http://www.theindychannel.com/news/29188753/detail.html

“Thumbs up” to North, Kenney and Conner

Indianapolis Animal Care and Control and Tax Dollars

Thursday, September 1st, 2011

August 31, 2011

Dear Mayor Ballard, Safety Director Straub and Councillors,

Like all taxpayers, I appreciate a responsible public servant. Mayor Ballard, responsible use of tax dollars was a key part of your campaign. I know, because I worked for your campaign. During that time, I shared with you a proactive spay/neuter plan that could improve effective use of tax dollars at Indianapolis Animal Care & Control. You told me “If I become mayor, I’ll look into that.” “WHEN you become mayor,” I replied.

But almost four years later, nothing has changed for IACC. Many of us taxpayers are disappointed to see that mortar and brick and no-bid city contracts seem to have become the order of the day — again. We are saddened to see that public money can be found for a North/South (City Way) project ($98M), $33,5M for professional basketball, $12M for renovation of Georgia Street in anticipation of the Super Bowl, and a major renovation of a public safety director’s office, complete with an elite personal security force — yet IACC continues to lack the funds to even maintain adequate sanitation. And earlier this year, it was discovered that $54K of donations made by private citizens to aid desperately underfunded IACC somehow disappeared into the general fund. To date I have not heard that this badly needed money has been delivered to the division to which donors specifically designated it.

I realize that professional sports and street improvements bring money into our city. But surely, if funds can be found for heated sidewalks to enhance the comfort of Super Bowl visitors, a much smaller amount of money could be found to bring the ventilation system at IACC up to code and provide a tolerable environment for homeless animals and the dedicated, hardworking people who labor every day in deplorable, depressing conditions to help them?

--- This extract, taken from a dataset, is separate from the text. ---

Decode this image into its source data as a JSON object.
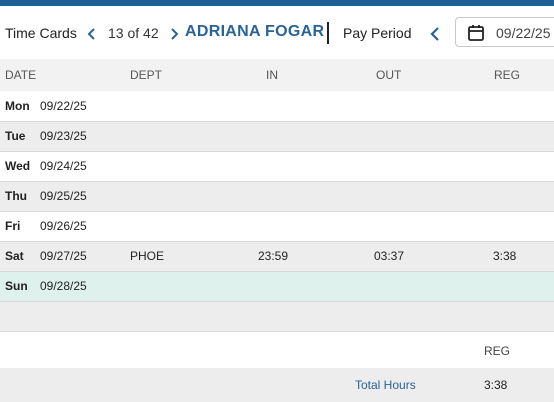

As conditions at IACC deteriorate, the more it is costing taxpayers to solve the problem.

At present:
• IACC’s building at 2600 South Harding Street has an antiquated HVAC system that is very effective at transmitting airborne disease.
• It has no structural isolation areas to separate incoming animals from those who are ill.
• Many of the private not-for-profit “Rescue Partners” (http://www.indy.gov/eGov/City/DPS/ACCD/Community/Pages/RescuePartners.aspx)
that pull animals from IACC to reduce the ever-growing death toll are offering their help to other city animal shelters instead, because the cost to treat these diseases has become prohibitive for their limited treasuries. Hundreds of thousands of private dollars are spent by these organizations treating the animals. Private citizens attempting to do good by adopting from IACC are also burdened with these veterinary expenses.
• Local veterinarians are expressing reluctance to accept animals from IACC because of these resistant, infectious diseases the animals bring to their practices.
• Wonderful, dedicated personnel who were once enthusiastic are now frustrated, depressed and demoralized.

The public does not want its tax dollars used recklessly, nor does it want them used to kill healthy, adoptable dogs and cats. Mr. Mayor, Safety Director Straub, and members of the City-County Council, you can change this situation. To do so would win the respect of a group of voters who are, at present, very disillusioned.

There are many ways in which tax dollars are spent to improve the quality of life in our community. To provide an acceptable, safe and clean facility where homeless companion animals can be cared for and adopted would cost a mere fraction of the amount spent on major downtown renovation, bike lanes and other improvements, but it would show that Indianapolis regards all living things worthy of decent and humane treatment. And it would be a solid investment in another part of the city’s infrastructure.

A world class city is more than sidewalks and sports stadiums. It also demands that all city services be efficiently and effectively maintained.

Respectfully,

Warren Patitz